• Religions • the Language •
Music and Dance • Cultures • Guidelines on the Do's & Don'ts •
of religions and cultures found in Malaysia is a direct reflection of the
diversity of many ethnic groups and races in Malaysia.
Islam is the national religion,
but freedom of religion is
guaranteed. Malays are
usually Muslims. The Chinese are predominately
Taoists and Buddhists, though
some are Christians. The majority
of Malaysia's Indian population are mainly Hindu and originate from southern India, though a sizable percentage are
also Muslims and
Christians. They are also Sikhs, mainly in peninsular Malaysia. Many indigenous people of east Malaysia have converted to Christianity
although others still follow their animist traditions.
official language is Bahasa Malaysia, or Bahasa Melayu (Malay). You can also get along quite happily with English throughout
Malaysia. English is, along with the Bahasa Melayu, the linking
language between the various ethnic groups.
Other everyday languages include Chinese dialects such as
Cantonese, Hakka, or
Indians also speak Tamil, Malayalam, Hindi, or other Indian languages.
is reasonable to say that the Malays control the government while the
Chinese have their fingers on the economic sector of Malaysia and the
Indians mainly in the service sectors.
music is heavily influenced by Chinese and Islamic forms. Music is
based largely around the Gendang (drum), but includes percussion
instruments some of which are made of shells, flutes, trumpets and gongs.
Malaysia has a strong tradition of dance and drama, with Thai,

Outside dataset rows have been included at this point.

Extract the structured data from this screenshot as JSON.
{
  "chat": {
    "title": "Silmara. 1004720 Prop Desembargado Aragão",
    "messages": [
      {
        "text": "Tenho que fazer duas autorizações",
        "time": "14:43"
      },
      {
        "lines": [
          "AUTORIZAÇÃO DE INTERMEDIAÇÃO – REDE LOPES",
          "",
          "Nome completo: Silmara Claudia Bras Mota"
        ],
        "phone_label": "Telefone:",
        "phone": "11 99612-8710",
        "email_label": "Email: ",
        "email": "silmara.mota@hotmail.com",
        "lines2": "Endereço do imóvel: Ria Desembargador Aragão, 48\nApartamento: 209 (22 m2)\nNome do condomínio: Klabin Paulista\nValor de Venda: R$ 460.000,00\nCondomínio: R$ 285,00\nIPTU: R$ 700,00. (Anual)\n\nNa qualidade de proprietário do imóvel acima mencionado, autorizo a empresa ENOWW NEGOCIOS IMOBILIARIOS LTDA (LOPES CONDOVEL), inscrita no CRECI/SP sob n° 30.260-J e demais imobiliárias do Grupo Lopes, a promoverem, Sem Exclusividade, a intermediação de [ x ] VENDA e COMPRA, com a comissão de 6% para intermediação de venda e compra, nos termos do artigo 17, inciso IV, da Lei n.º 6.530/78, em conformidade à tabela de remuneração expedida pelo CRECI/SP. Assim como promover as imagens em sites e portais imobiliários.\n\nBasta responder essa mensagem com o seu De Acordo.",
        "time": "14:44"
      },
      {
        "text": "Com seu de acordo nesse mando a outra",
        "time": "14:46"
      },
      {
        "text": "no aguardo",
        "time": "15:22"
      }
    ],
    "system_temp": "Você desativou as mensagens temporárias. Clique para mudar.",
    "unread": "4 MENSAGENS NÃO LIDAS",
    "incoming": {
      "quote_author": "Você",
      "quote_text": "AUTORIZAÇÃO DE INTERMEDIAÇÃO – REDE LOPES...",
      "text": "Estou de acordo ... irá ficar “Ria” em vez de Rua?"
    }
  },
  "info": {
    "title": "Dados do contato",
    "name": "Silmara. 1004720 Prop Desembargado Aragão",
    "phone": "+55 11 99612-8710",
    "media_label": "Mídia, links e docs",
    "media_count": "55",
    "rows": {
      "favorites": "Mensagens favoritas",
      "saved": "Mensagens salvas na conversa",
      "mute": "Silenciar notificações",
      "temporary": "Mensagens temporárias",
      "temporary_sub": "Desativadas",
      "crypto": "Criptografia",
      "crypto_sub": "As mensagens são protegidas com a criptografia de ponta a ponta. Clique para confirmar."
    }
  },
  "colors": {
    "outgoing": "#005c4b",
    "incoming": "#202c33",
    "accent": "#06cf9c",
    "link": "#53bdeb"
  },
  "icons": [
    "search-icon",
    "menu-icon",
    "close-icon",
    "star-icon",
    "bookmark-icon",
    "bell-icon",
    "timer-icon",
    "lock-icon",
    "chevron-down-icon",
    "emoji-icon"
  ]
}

Indian and Portuguese influences. Other artistic forms include
Kulit also called shadow-puppets, Silat which is a stylized martial art, and crafts such as
batik, weaving, silversmithing and brassware.
convergence of people and cultures within Malaysia is rooted in the golden era of
the Malacca sultanate which attracted merchants from far regions of
the world such as: China, India, the Middle East and Europe. Intermarriage of Malays with
Chinese and others sprang
the Baba-Nonya and Chetty communities as well as the Portuguese
Eurasian community. The British, in their bid to exploit the rubber and
tin industry in Malaysia brought in workers from
India and China. They all brought with them the cultures of
their motherlands. Mutual tolerance, acceptance and celebration
of each other's cultures embodies the essence of
on the Do's & Don'ts
take off your shoes when entering a place of worship or a Malaysian
in the presence of a dignitary, officials or elders, it is impolite to
cross your legs with the sole of your shoes facing the person. If
you are hosting a meal and your guests include Muslims, avoid
liquor and dishes which contain pork. If your guest is an Indian
Hindu, avoid serving him beef.
Shaking hands is acceptable, but kissing of the hand or cheek
should be avoided. Many Muslim women, especially those who cover their heads, prefer not to shake hands with members of the opposite sex.
In such a situation, a simple nod and smile is sufficient.
generally respect their elders and will not confront, antagonise or
openly disagree with them. Visitors
are expected to be modestly dressed especially in the conservative rural
areas (especially the Northern half of the East Coast areas of Peninsula
Malaysia of the country). It is considered impolite for guests to wear
shorts to a place of worship or a function, except to a beach party.
then, as with most things, times are changing, some for the better and
some for the worst. Its best to use one's judgment according to
place and listen to the locals.
information - details -